If they're right, it would be good news. Many health researchers fear it will take two shots to protect people, vastly complicating efforts to stem the spread of the illness.

The World Health Organization says it is encouraged after reviewing the test details from the vaccine by Beijing-based drug maker Sinovac Biotech Ltd. — one of several being developed in China. However, experts said more results are needed from other vaccine makers to determine if one dose would be potent enough.

Australia-based CSL should know within days whether one dose of its vaccine, administered to volunteers in that country in late July, was enough. CSL to date has been mum.

In about two weeks, the U.S. expects to announce initial test results from its vaccine, which is the same type as one of the Chinese versions, said Dr. Anthony Fauci of the U.S. National Institutes of Health.

"From what I've seen and heard of the data, it looks encouraging," Fauci said of the clinical trials of Sinovac vaccine. "This is very good news. Let's hope the material that we're using has similar results."

Most experts agreed.

"Everybody is desperately hoping that one (shot) will do because then that's much easier to administer," said Jodie McVernon, a vaccine expert at the University of Melbourne who is involved in Australian trials of swine flu vaccines for young children. She had not seen the Chinese trial results.

However, James McGlothlin, a member of Purdue University's pandemic planning committee, was cautious about the Chinese report.

"They've got some very good scientists over there, but anything that sounds too good to be true ought to be scrutinized," he said in a telephone interview.

"I'd like to look at some of the clinical trials," that led to the one-dose conclusion, he said. "In China, the rules are a little bit different in terms of human subjects," and it's not clear what safety factors were in place, he said.

China's State Food and Drug Administration said Thursday it approved the vaccine by Sinovac, which completed testing last month.

The vaccine is the first to be approved by the Chinese regulator and is set to be followed by at least one other vaccine this week, made by Hualan Biological Engineering Inc. Another four vaccines were being reviewed, the regulator has said.

Both companies say their studies show one shot of vaccine is effective on people ages 3 to 60. More than 3,000 participated in the trials.

Sinovac says it has the capacity to produce up to 30 million doses of swine flu vaccine in a year, while Hualan said it can make 160 million doses.

Stockpiling vaccines is China's latest move in its aggressive approach to contain the spread of swine flu in the country of 1.3 billion people and relatively limited medical resources. It has quarantined travelers on suspicion of contact with infected people and ordered schools to test students' temperatures.

The Health Ministry says nearly 4,000 cases of swine flu have been confirmed on the mainland — none fatal.

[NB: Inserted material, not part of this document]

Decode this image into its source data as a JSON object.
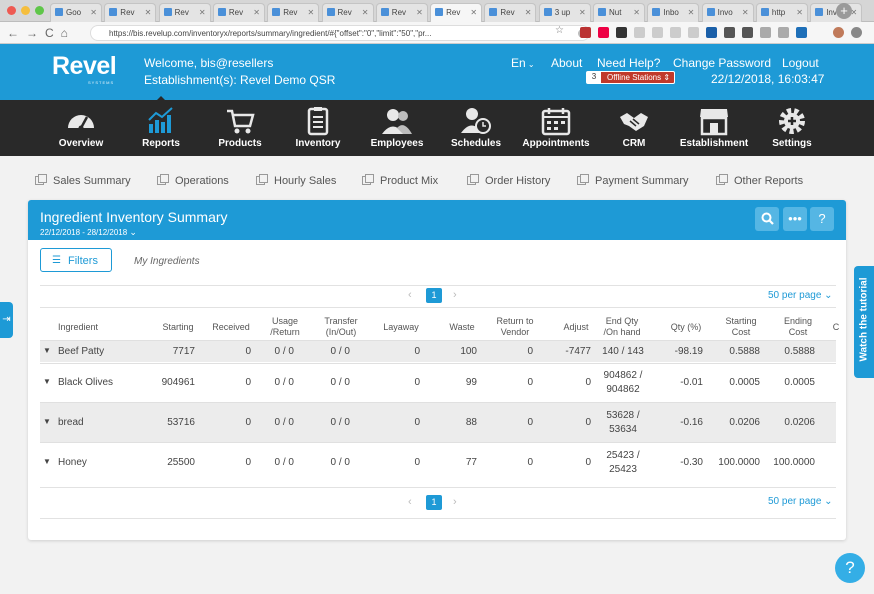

China aims to have enough swine flu vaccine for 5 percent of the public by the end of the year, and although health officials have not released detailed vaccination plans, they have said health workers, public service workers and students are priority groups.